(Given records)

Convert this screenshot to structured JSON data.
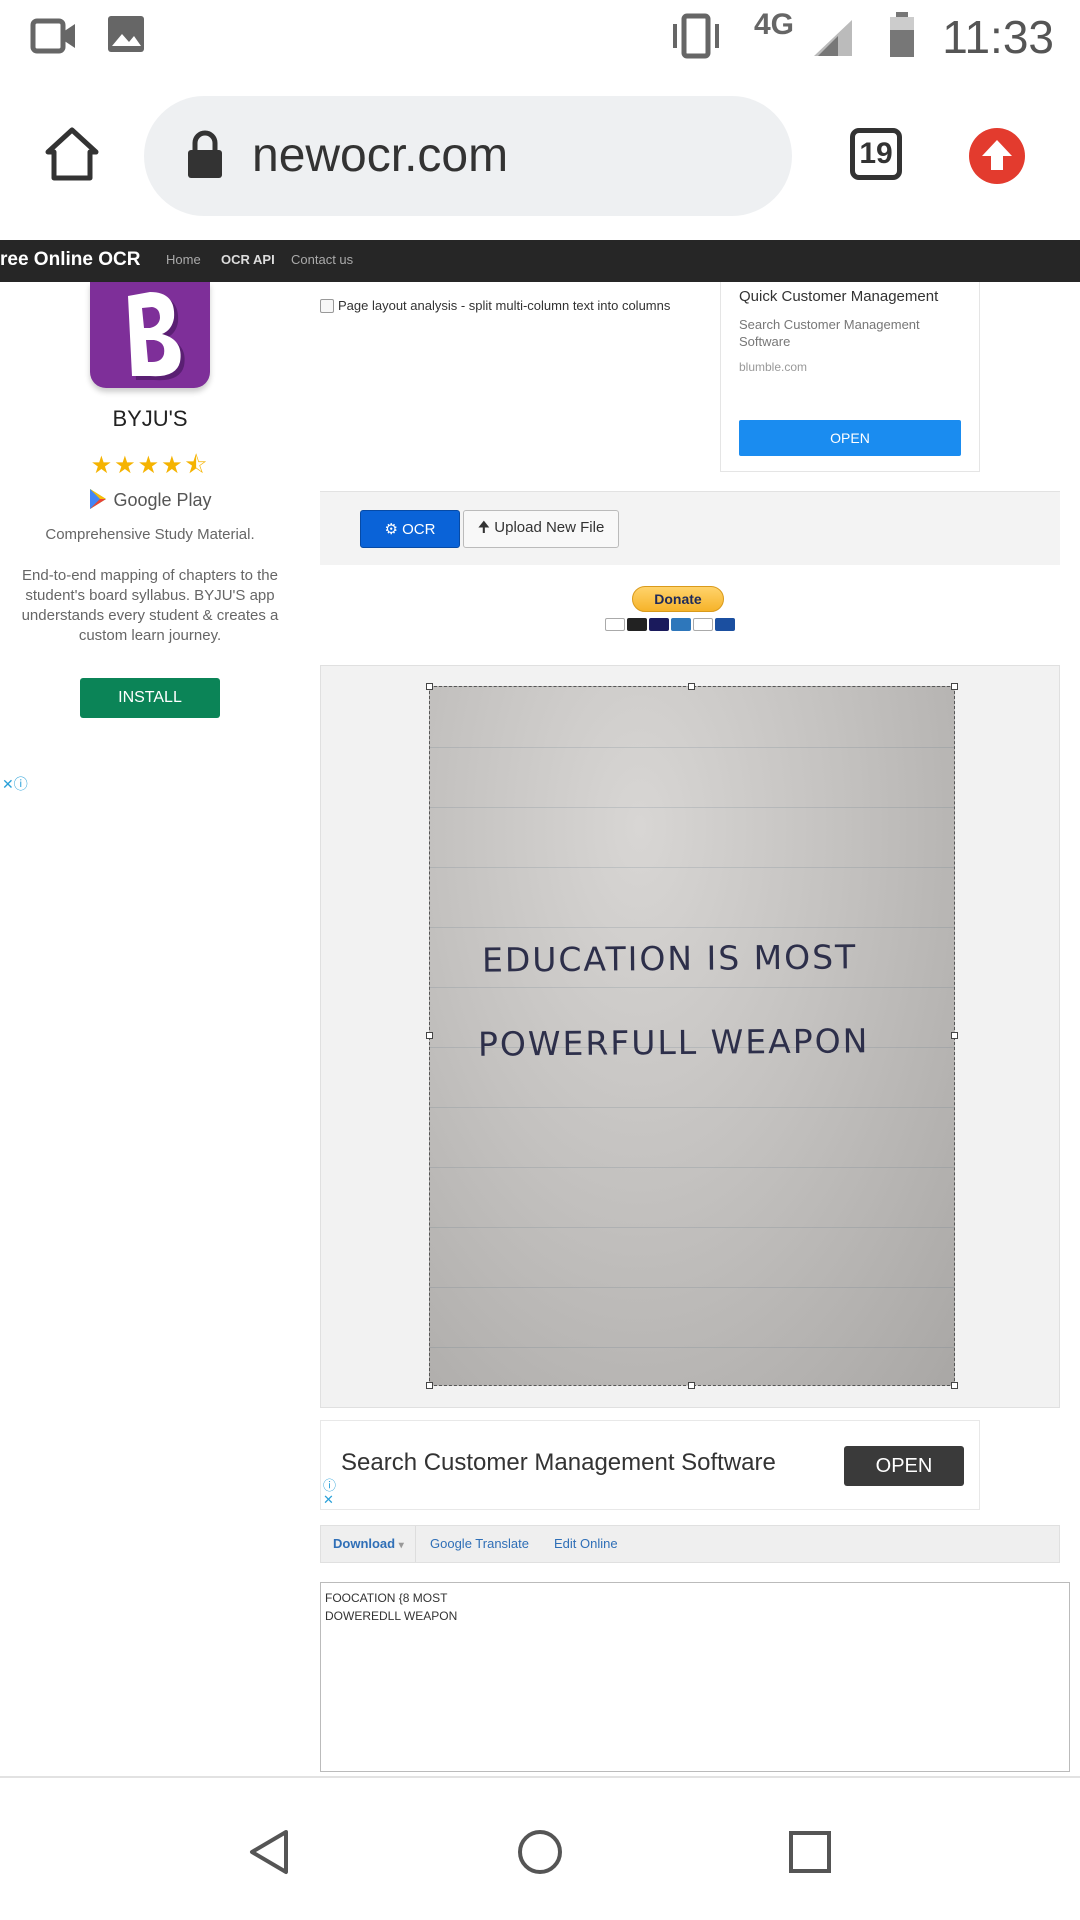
{
  "status_bar": {
    "network": "4G",
    "time": "11:33"
  },
  "browser": {
    "url": "newocr.com",
    "tab_count": "19"
  },
  "site_nav": {
    "brand": "ree Online OCR",
    "links": [
      "Home",
      "OCR API",
      "Contact us"
    ]
  },
  "left_ad": {
    "app_name": "BYJU'S",
    "rating_stars": "★★★★⯪",
    "store": "Google Play",
    "tagline": "Comprehensive Study Material.",
    "description": "End-to-end mapping of chapters to the student's board syllabus. BYJU'S app understands every student & creates a custom learn journey.",
    "install_label": "INSTALL"
  },
  "options": {
    "layout_analysis_label": "Page layout analysis - split multi-column text into columns"
  },
  "right_ad": {
    "title": "Quick Customer Management",
    "subtitle": "Search Customer Management Software",
    "domain": "blumble.com",
    "open_label": "OPEN"
  },
  "toolbar": {
    "ocr_label": "OCR",
    "upload_label": "Upload New File"
  },
  "donate": {
    "label": "Donate"
  },
  "image": {
    "line1": "EDUCATION  IS  MOST",
    "line2": "POWERFULL  WEAPON"
  },
  "bottom_ad": {
    "text": "Search Customer Management Software",
    "open_label": "OPEN"
  },
  "result": {
    "download_label": "Download",
    "translate_label": "Google Translate",
    "edit_label": "Edit Online",
    "text": "FOOCATION {8 MOST\nDOWEREDLL WEAPON"
  },
  "colors": {
    "accent_blue": "#0a63d8",
    "install_green": "#0b8457",
    "byjus_purple": "#7e2f99",
    "nav_dark": "#262626"
  }
}
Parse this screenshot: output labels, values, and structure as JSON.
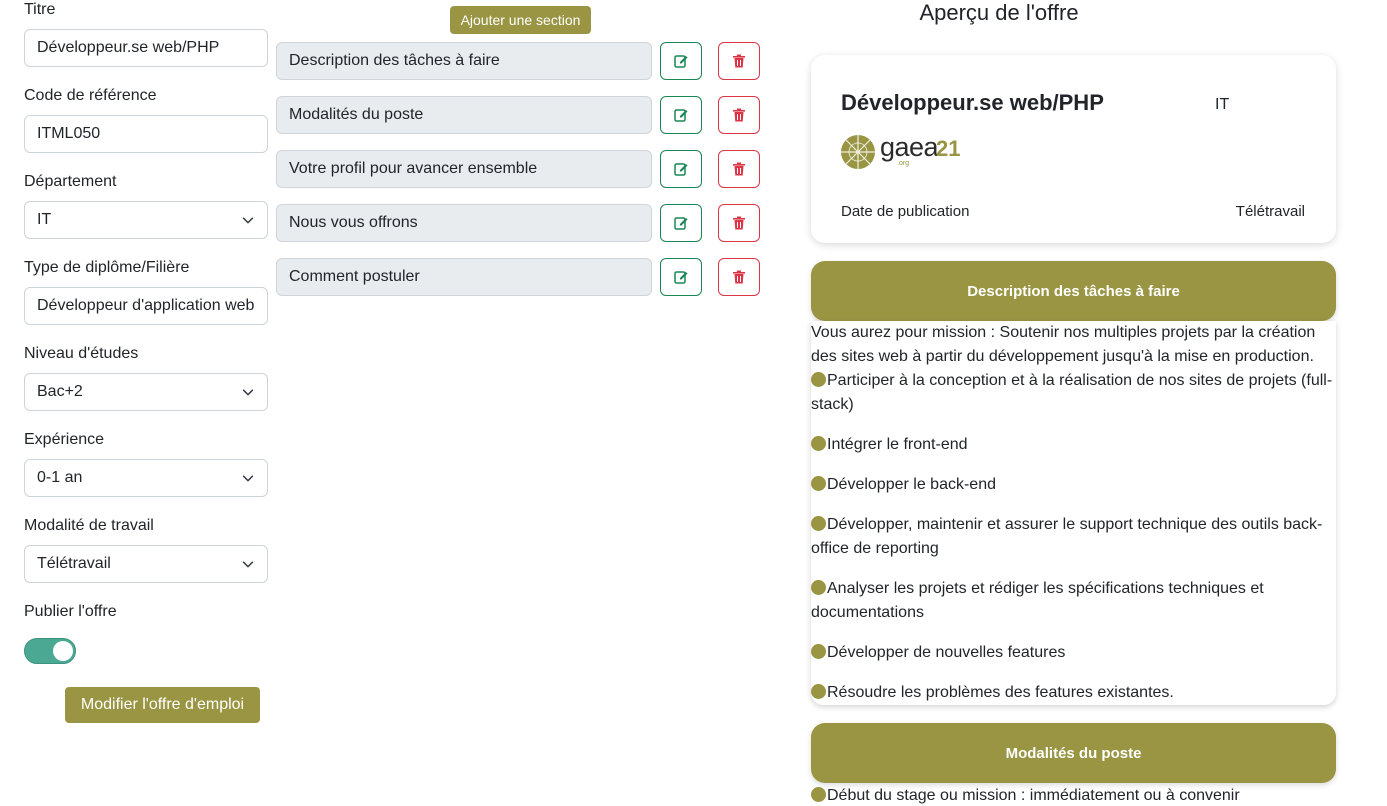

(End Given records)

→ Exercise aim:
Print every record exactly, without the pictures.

→ Answer space:
Convert this screenshot to structured JSON data.
{
  "status_bar": {
    "network": "4G",
    "time": "11:33"
  },
  "browser": {
    "url": "newocr.com",
    "tab_count": "19"
  },
  "site_nav": {
    "brand": "ree Online OCR",
    "links": [
      "Home",
      "OCR API",
      "Contact us"
    ]
  },
  "left_ad": {
    "app_name": "BYJU'S",
    "rating_stars": "★★★★⯪",
    "store": "Google Play",
    "tagline": "Comprehensive Study Material.",
    "description": "End-to-end mapping of chapters to the student's board syllabus. BYJU'S app understands every student & creates a custom learn journey.",
    "install_label": "INSTALL"
  },
  "options": {
    "layout_analysis_label": "Page layout analysis - split multi-column text into columns"
  },
  "right_ad": {
    "title": "Quick Customer Management",
    "subtitle": "Search Customer Management Software",
    "domain": "blumble.com",
    "open_label": "OPEN"
  },
  "toolbar": {
    "ocr_label": "OCR",
    "upload_label": "Upload New File"
  },
  "donate": {
    "label": "Donate"
  },
  "image": {
    "line1": "EDUCATION  IS  MOST",
    "line2": "POWERFULL  WEAPON"
  },
  "bottom_ad": {
    "text": "Search Customer Management Software",
    "open_label": "OPEN"
  },
  "result": {
    "download_label": "Download",
    "translate_label": "Google Translate",
    "edit_label": "Edit Online",
    "text": "FOOCATION {8 MOST\nDOWEREDLL WEAPON"
  },
  "colors": {
    "accent_blue": "#0a63d8",
    "install_green": "#0b8457",
    "byjus_purple": "#7e2f99",
    "nav_dark": "#262626"
  }
}
Parse this screenshot: output labels, values, and structure as JSON.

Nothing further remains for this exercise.